It is 6 May. We New York birders should be awash in migrating wood-warblers, flycatchers, vireos, tanagers, and a host of other birds right now. Instead, the spring migration of 2013 has been largely a bust. Sure, the expected wood-warblers that overshoot their breeding range are showing up and even the occasional rarity has appeared, but this spring has largely been dreadful for we northeasterners. It’s 6 May and I haven’t seen a Black-throated Green Warbler yet! That is just not right at all.
While the winds and weather systems have conspired to keep the bulk of migrating birds west of New York City we have seen many of local breeders show up as expected. And, of course, we always have our resident birds as well as the long-staying winter visitors, so it is not as if there is no birding to be done. Nonetheless, I could really go for a double-digit wood-warbler day already, and I am pretty disgusted that I have not yet had one this year.
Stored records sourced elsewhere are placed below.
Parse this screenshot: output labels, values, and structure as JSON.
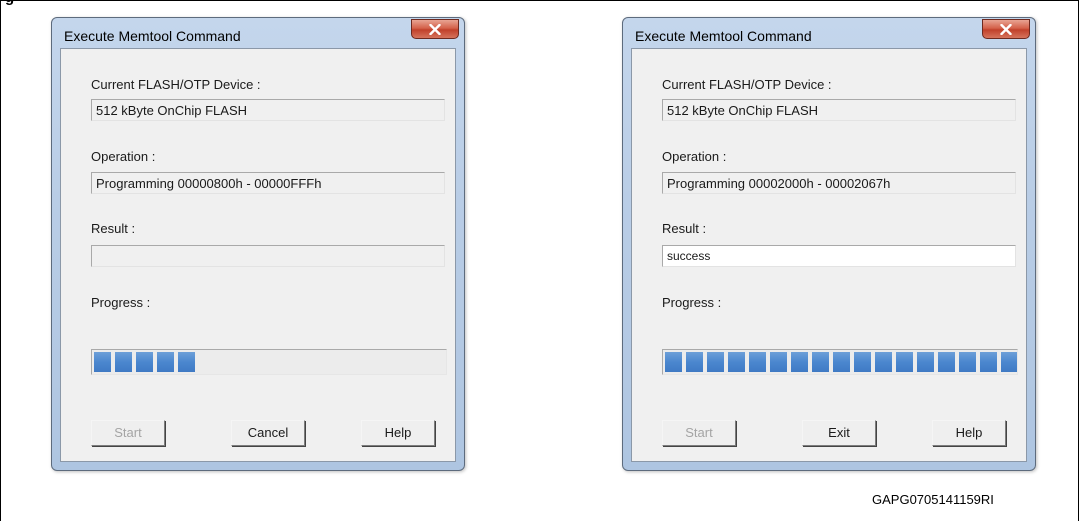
{
  "figure": {
    "heading_fragment": "g",
    "code": "GAPG0705141159RI"
  },
  "left_dialog": {
    "title": "Execute Memtool Command",
    "device_label": "Current FLASH/OTP Device :",
    "device_value": "512 kByte OnChip FLASH",
    "operation_label": "Operation :",
    "operation_value": "Programming 00000800h - 00000FFFh",
    "result_label": "Result :",
    "result_value": "",
    "progress_label": "Progress :",
    "progress_segments_filled": 5,
    "progress_fraction": 0.28,
    "buttons": {
      "start": "Start",
      "second": "Cancel",
      "help": "Help"
    }
  },
  "right_dialog": {
    "title": "Execute Memtool Command",
    "device_label": "Current FLASH/OTP Device :",
    "device_value": "512 kByte OnChip FLASH",
    "operation_label": "Operation :",
    "operation_value": "Programming 00002000h - 00002067h",
    "result_label": "Result :",
    "result_value": "success",
    "progress_label": "Progress :",
    "progress_segments_filled": 17,
    "progress_fraction": 1.0,
    "buttons": {
      "start": "Start",
      "second": "Exit",
      "help": "Help"
    }
  },
  "colors": {
    "progress_fill": "#4b87cf",
    "close_button": "#c1412b",
    "title_bar": "#b9cde6"
  },
  "icons": {
    "close": "close-x-icon"
  }
}
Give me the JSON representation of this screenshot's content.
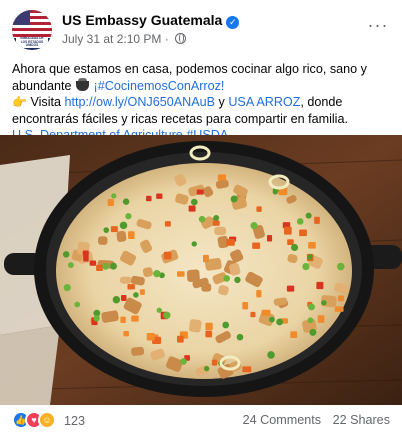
{
  "header": {
    "page_name": "US Embassy Guatemala",
    "timestamp": "July 31 at 2:10 PM",
    "separator": "·",
    "verified_icon": "verified-check-icon",
    "audience_icon": "globe-icon",
    "more_icon": "more-options-icon"
  },
  "post": {
    "line1": "Ahora que estamos en casa, podemos cocinar algo rico, sano y abundante",
    "hashtag1": "¡#CocinemosConArroz!",
    "visit_label": "Visita",
    "link1": "http://ow.ly/ONJ650ANAuB",
    "and": "y",
    "mention": "USA ARROZ",
    "line2": ", donde encontrarás fáciles y ricas recetas para compartir en familia.",
    "mention2": "U.S. Department of Agriculture",
    "hashtag2": "#USDA"
  },
  "photo": {
    "subject": "skillet of rice with chicken and vegetables"
  },
  "footer": {
    "reaction_count": "123",
    "comments": "24 Comments",
    "shares": "22 Shares",
    "reaction_icons": [
      "like-icon",
      "love-icon",
      "haha-icon"
    ]
  },
  "colors": {
    "link": "#216fdb",
    "text": "#050505",
    "muted": "#65676b",
    "verified": "#1877f2"
  }
}
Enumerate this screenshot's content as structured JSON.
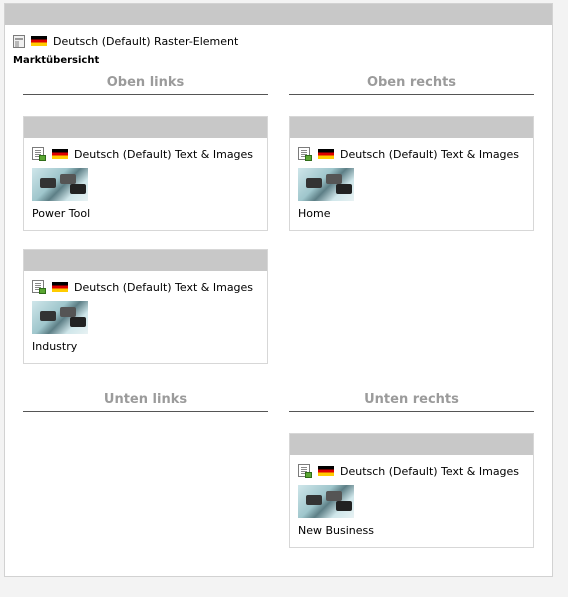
{
  "raster": {
    "language": "Deutsch (Default)",
    "label": "Deutsch (Default) Raster-Element",
    "title": "Marktübersicht"
  },
  "columns": {
    "oben_links": "Oben links",
    "oben_rechts": "Oben rechts",
    "unten_links": "Unten links",
    "unten_rechts": "Unten rechts"
  },
  "cards": [
    {
      "type_label": "Deutsch (Default) Text & Images",
      "caption": "Power Tool"
    },
    {
      "type_label": "Deutsch (Default) Text & Images",
      "caption": "Home"
    },
    {
      "type_label": "Deutsch (Default) Text & Images",
      "caption": "Industry"
    },
    {
      "type_label": "Deutsch (Default) Text & Images",
      "caption": "New Business"
    }
  ],
  "icons": {
    "grid": "grid-element-icon",
    "text_images": "text-images-icon",
    "flag": "german-flag-icon"
  }
}
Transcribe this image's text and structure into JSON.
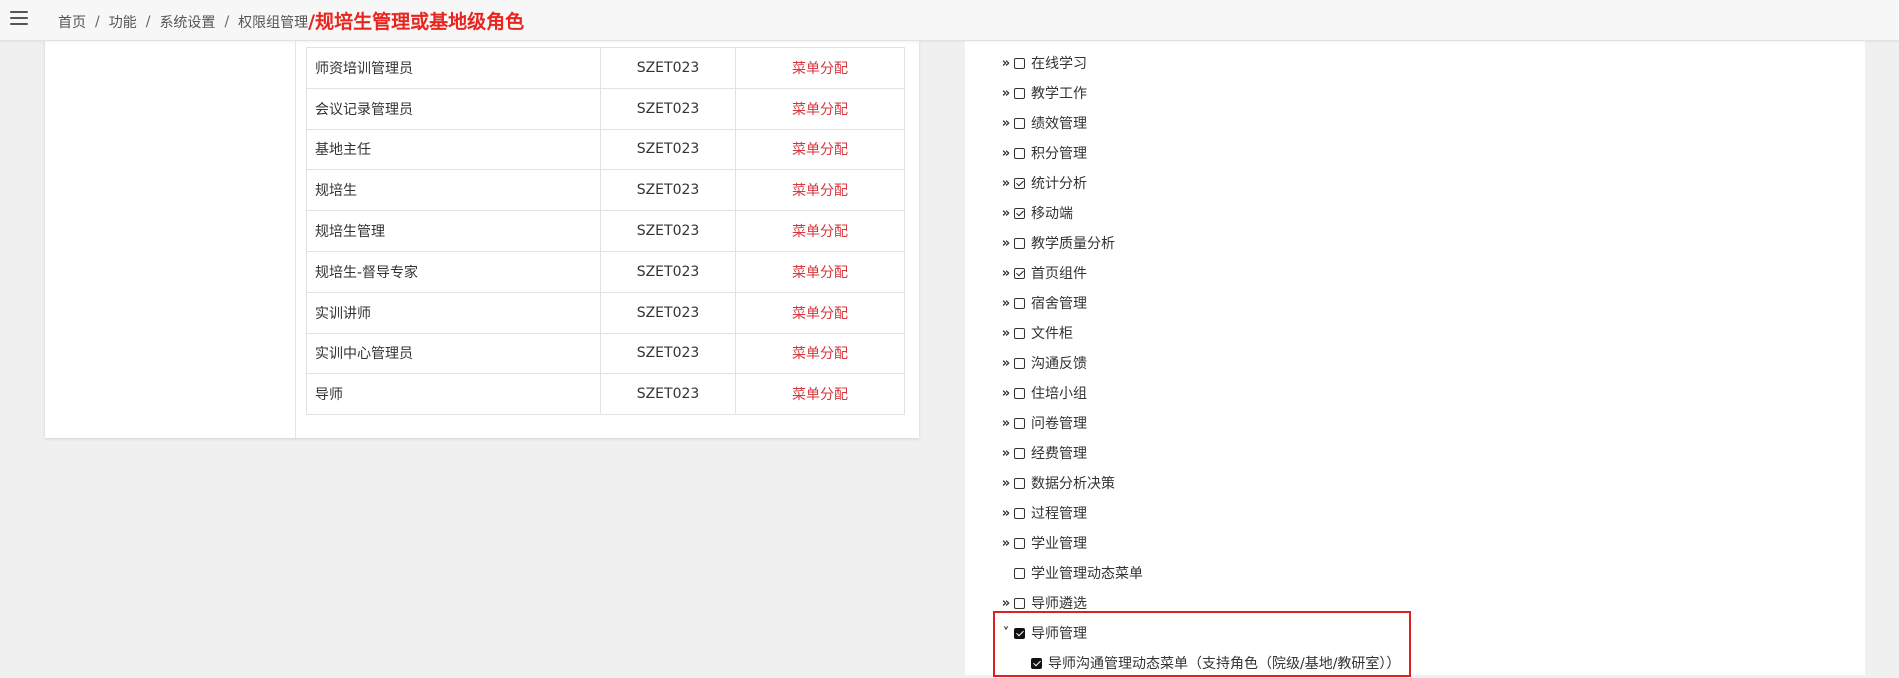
{
  "breadcrumb": {
    "items": [
      "首页",
      "功能",
      "系统设置",
      "权限组管理"
    ],
    "separator": "/",
    "annotation": "/规培生管理或基地级角色"
  },
  "roles": [
    {
      "name": "师资培训管理员",
      "code": "SZET023",
      "action": "菜单分配"
    },
    {
      "name": "会议记录管理员",
      "code": "SZET023",
      "action": "菜单分配"
    },
    {
      "name": "基地主任",
      "code": "SZET023",
      "action": "菜单分配"
    },
    {
      "name": "规培生",
      "code": "SZET023",
      "action": "菜单分配"
    },
    {
      "name": "规培生管理",
      "code": "SZET023",
      "action": "菜单分配"
    },
    {
      "name": "规培生-督导专家",
      "code": "SZET023",
      "action": "菜单分配"
    },
    {
      "name": "实训讲师",
      "code": "SZET023",
      "action": "菜单分配"
    },
    {
      "name": "实训中心管理员",
      "code": "SZET023",
      "action": "菜单分配"
    },
    {
      "name": "导师",
      "code": "SZET023",
      "action": "菜单分配"
    }
  ],
  "menu_tree": [
    {
      "label": "在线学习",
      "toggle": "collapsed",
      "checked": false
    },
    {
      "label": "教学工作",
      "toggle": "collapsed",
      "checked": false
    },
    {
      "label": "绩效管理",
      "toggle": "collapsed",
      "checked": false
    },
    {
      "label": "积分管理",
      "toggle": "collapsed",
      "checked": false
    },
    {
      "label": "统计分析",
      "toggle": "collapsed",
      "checked": true
    },
    {
      "label": "移动端",
      "toggle": "collapsed",
      "checked": true
    },
    {
      "label": "教学质量分析",
      "toggle": "collapsed",
      "checked": false
    },
    {
      "label": "首页组件",
      "toggle": "collapsed",
      "checked": true
    },
    {
      "label": "宿舍管理",
      "toggle": "collapsed",
      "checked": false
    },
    {
      "label": "文件柜",
      "toggle": "collapsed",
      "checked": false
    },
    {
      "label": "沟通反馈",
      "toggle": "collapsed",
      "checked": false
    },
    {
      "label": "住培小组",
      "toggle": "collapsed",
      "checked": false
    },
    {
      "label": "问卷管理",
      "toggle": "collapsed",
      "checked": false
    },
    {
      "label": "经费管理",
      "toggle": "collapsed",
      "checked": false
    },
    {
      "label": "数据分析决策",
      "toggle": "collapsed",
      "checked": false
    },
    {
      "label": "过程管理",
      "toggle": "collapsed",
      "checked": false
    },
    {
      "label": "学业管理",
      "toggle": "collapsed",
      "checked": false
    },
    {
      "label": "学业管理动态菜单",
      "toggle": "none",
      "checked": false
    },
    {
      "label": "导师遴选",
      "toggle": "collapsed",
      "checked": false
    },
    {
      "label": "导师管理",
      "toggle": "expanded",
      "checked": true,
      "filled": true
    },
    {
      "label": "导师沟通管理动态菜单（支持角色（院级/基地/教研室））",
      "toggle": "none",
      "checked": true,
      "filled": true,
      "child": true
    }
  ],
  "colors": {
    "menu_link": "#d9363e",
    "annotation": "#e8251f",
    "highlight_box": "#e02020"
  }
}
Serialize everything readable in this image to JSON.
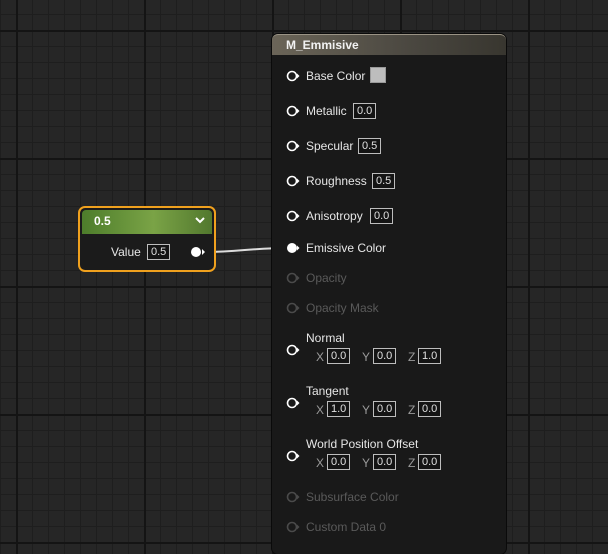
{
  "scalar_node": {
    "title": "0.5",
    "value_label": "Value",
    "value": "0.5"
  },
  "material_node": {
    "title": "M_Emmisive",
    "inputs": [
      {
        "label": "Base Color"
      },
      {
        "label": "Metallic",
        "value": "0.0"
      },
      {
        "label": "Specular",
        "value": "0.5"
      },
      {
        "label": "Roughness",
        "value": "0.5"
      },
      {
        "label": "Anisotropy",
        "value": "0.0"
      },
      {
        "label": "Emissive Color",
        "connected": true
      },
      {
        "label": "Opacity",
        "disabled": true
      },
      {
        "label": "Opacity Mask",
        "disabled": true
      },
      {
        "label": "Normal",
        "x": "0.0",
        "y": "0.0",
        "z": "1.0"
      },
      {
        "label": "Tangent",
        "x": "1.0",
        "y": "0.0",
        "z": "0.0"
      },
      {
        "label": "World Position Offset",
        "x": "0.0",
        "y": "0.0",
        "z": "0.0"
      },
      {
        "label": "Subsurface Color",
        "disabled": true
      },
      {
        "label": "Custom Data 0",
        "disabled": true
      }
    ],
    "axis_labels": {
      "x": "X",
      "y": "Y",
      "z": "Z"
    }
  },
  "colors": {
    "selection_outline": "#f0a11e",
    "scalar_header": "#7aa346",
    "material_header": "#6b6558",
    "base_color_swatch": "#bdbdbd"
  }
}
Rather than let this cloud of lousiness that has lingered over my spring birding get me down I thought I would offer up the following images of spring to the powers that be and to you, dear reader, with the hope that someone, somewhere, will be reminded that it is indeed spring and LET ME SEE SOME FRICKING WOOD-WARBLERS ALREADY!
Brant stay in New York until May because they like daffodils.
The Warbling Vireo is the bird that nobody misses.
I have sunk so low that I have been reduced to taking pictures of frogs like this Spring Peeper.
This picture of flowers in Central Park was taken a month ago. Where are the birds?
You know that when I am taking pictures of an American Robin in May that migration is really, really, lousy.
Yellow Warbler! Spring birdified. More, please.
If this doesn’t work I swear I am going to give up birding and take up trainspotting.
Places that were brimming with migrants last year have been pretty dead this year. I’ve spent my outdoor time taking photos of plants instead.
It’s quiet up here around Albany, too. And whatever unusual migrants do show up are gone the next day. *sigh*
Hey guys….I wonder where else this ‘silent spring’ thing is happening.
Our summer visitors here in the UK are certainly in short supply and two species I will mention which have notably not been arriving – or at best arriving late – are the Chiffchaff and Swift, as for the the latter people are asking around ‘have you seen one ‘cos I ain’t. I reckon all four hirundines to visit us in the summer months – Swallow, Swift, Sand Martin, House Martin – are at best here in small number so far this year.
Good to find your website….I’ll be back.
I miss the Warbling Vireo.
@John and Naomi: Let’s hope the east winds go away soon!
@Pete: Here in the northeastern US our bad migration is largely attributable to uncooperative winds keeping everything to our west.
@Jochen: You are a sick, sick man.
Or maybe I am a German, German man with no Warbling Vireos since 2007?
May a Golden-cheeked Warbler cross your birding paths in Queens tomorrow! I mean it (cos I am 100 ahead of you 😉 )!!
@ Corey: It’s not only the Northeast that’s been slow. Here in the Midwest, we’ve had a very cold spring (some parts got snow last week!), and it’s only now that the trees are really leafing out and insects are starting to appear for hungry migrants. I was at Chicago’s Magic Hedge today and the warbler tally seemed limited to Yellow-rumped, Yellowthroat, and Yellow. We feel your pain.
When I visited Michigan in May 2005, I had snow at the beginning of May and there were only Yellow-rumps and Yellows around. I met a local birder at Ann Arbor’s Dolph park while it was snowing, and she said that the song of the Yellow Warbler should be changed to “Sleet, sleet, sleet, all this way for sleeeeet”
However, by the end of the month I had encountered all eastern warblers with the exception of Yellow-throated and (no surprise there) Swainson’s.
So hang in there, hope is the thing with feathers!!
I am beginning to think that migration is just a myth put about by bird bloggers to increase traffic.
@Jochen: That is a great description of their song.
Migration seems to be slow here in MA as well. Granted i have not gotten to many of the “major” warbler hotspots near Biston yet, but i have been doing quite a bit of birding and have only seen Yellow, Pine, Palm and Yellow-rumped Warblers so far. I believe Orioles have been sighted in the state this spring, but i haven’t seen one yet.